Diamondbacks 3, Dodgers 2
“I feel like I can go out there and win every ballgame with three runs,” Webb said after pitching the Diamondbacks to a 3-2 win over the Dodgers on Wednesday night. “So I try to keep it down below one to two runs for seven or eight innings, and I’ve been able to do that.”
Webb (13-11), who has worked into the seventh inning for 10 consecutive starts, tied his career high with 11 strikeouts in 7 2-3 innings. He allowed two runs on nine hits, including a two-run homer by Hee-Seop Choi in the third, and did not issue a walk for the third time in 31 starts—first occasion since June 23 at San Francisco.
However, he ran into trouble in the eighth after striking out the first two batters. Pinch-hitter Brian Myrow singled to left field and went to second on rookie Willy Aybar’s season-high fourth hit, a hard comebacker that popped out of Webb’s glove.
Jose Valverde replaced Webb and got Choi to ground out to end the inning, and then finished up for his 10th save in 12 chances.
“He gave us what we needed,” manager Bob Melvin said about Webb. “The ball was diving probably more so than we’ve seen, with the amount of strikeouts that you saw. I’ve said many times, there are sinkers, and then there’s what he throws up there.”
Brad Penny lasted only 10 pitches in two-thirds of an inning for the Dodgers, who lost their fifth straight and seventh in eight games.
He wasn’t sharp after experiencing what the club said was tightness in his right forearm. Penny came out with Royce Clayton on second and Glaus on first after solid base hits, and the two outs he got were sharp liners to right field by Craig Counsell and Tracy.
Giovanni Carrara got the next seven outs for the Dodgers, but not before allowing a single to Clayton and Glaus’ 37th homer, a 426-foot shot into a camera well in the center-field wall in the third.
Dodgers manager Jim Tracy didn’t believe the forearm problem had anything to do with the nerve injury in Penny’s right bicep on Aug. 8, 2004, that sidelined him for the rest of last season.

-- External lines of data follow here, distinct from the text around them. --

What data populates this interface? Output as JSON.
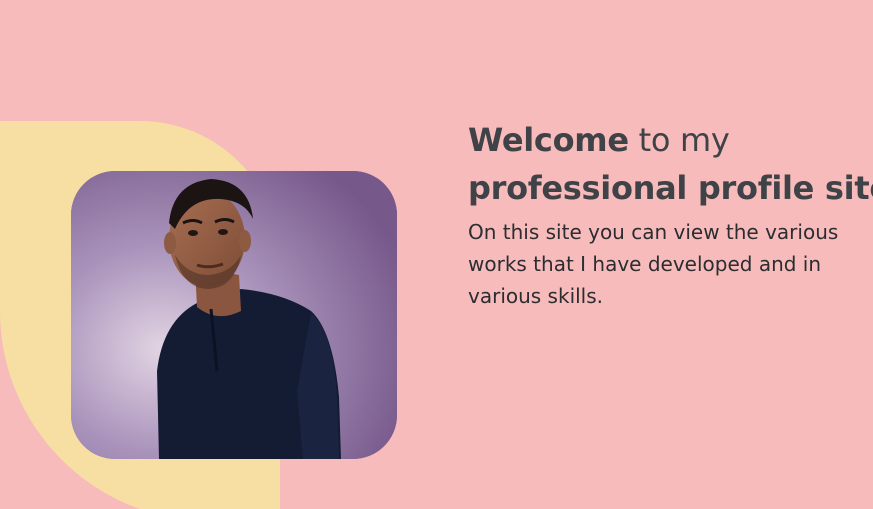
{
  "hero": {
    "headline": {
      "welcome": "Welcome",
      "connector": " to my",
      "emphasis": "professional profile site"
    },
    "intro": "On this site you can view the various works that I have developed and in various skills.",
    "photo": {
      "subject": "portrait photo of a man in a dark navy t-shirt"
    }
  },
  "colors": {
    "background": "#f7bbbb",
    "accent_blob": "#f7dfa3",
    "text": "#3f4247"
  }
}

“Tightness in the forearm is what I was told,” Tracy said. “He didn’t respond in any way, shape or form in the manner he did when he had that situation come up a year ago.”
Penny was the second starter from a visiting team in five games to leave hurt in the first inning—a liner by Counsell broke the thumb on Zach Day’s pitching hand Friday, ending the Colorado starter’s outing on his second pitch.
Tracy broke a 2-2 tie with his triple in the fifth. His liner off Franquelis Osoria, the third Dodgers pitcher, rolled around the in the right-field corner, allowing Counsell to score from first.
“The guy was a big sinkerball guy, and threw me a changeup out over the plate and I was a little bit out front, you know, hooking it down the line,” Tracy said. “I don’t know what happened out there when it got to the fence, but I know the corner out there is pretty rough.”
Osoria (0-2) worked three innings, giving up two hits.
Webb settled in after Choi’s homer in Los Angeles’ half of the third, retiring seven straight and striking out the side in the fourth and fifth.
“He’s a good pitcher,” Aybar said. “He threw a lot of strikes (76 of 110).”
Aybar broke the string with an infield hit leading off the sixth, but was erased in a double play—one of four turned by the Diamondbacks to tie a franchise record.
The Diamondbacks have turned four double plays eight times, last on June 19 at Cleveland. … Choi’s homer was his 15th, matching his career-best done last year. … Aybar has hit safely in 10 of his 11 major league starts. … Umpire Peter Durfee, who made his major league debut Sunday because of an injury to Gary Darling, was a late substitute for home-plate ump Mike DiMuro (bad back). Durfee worked at 3B, with other members of the crew sliding over one base. Brian Gorman moved from 1B to HP. … Glaus scored his career 600th run with his homer.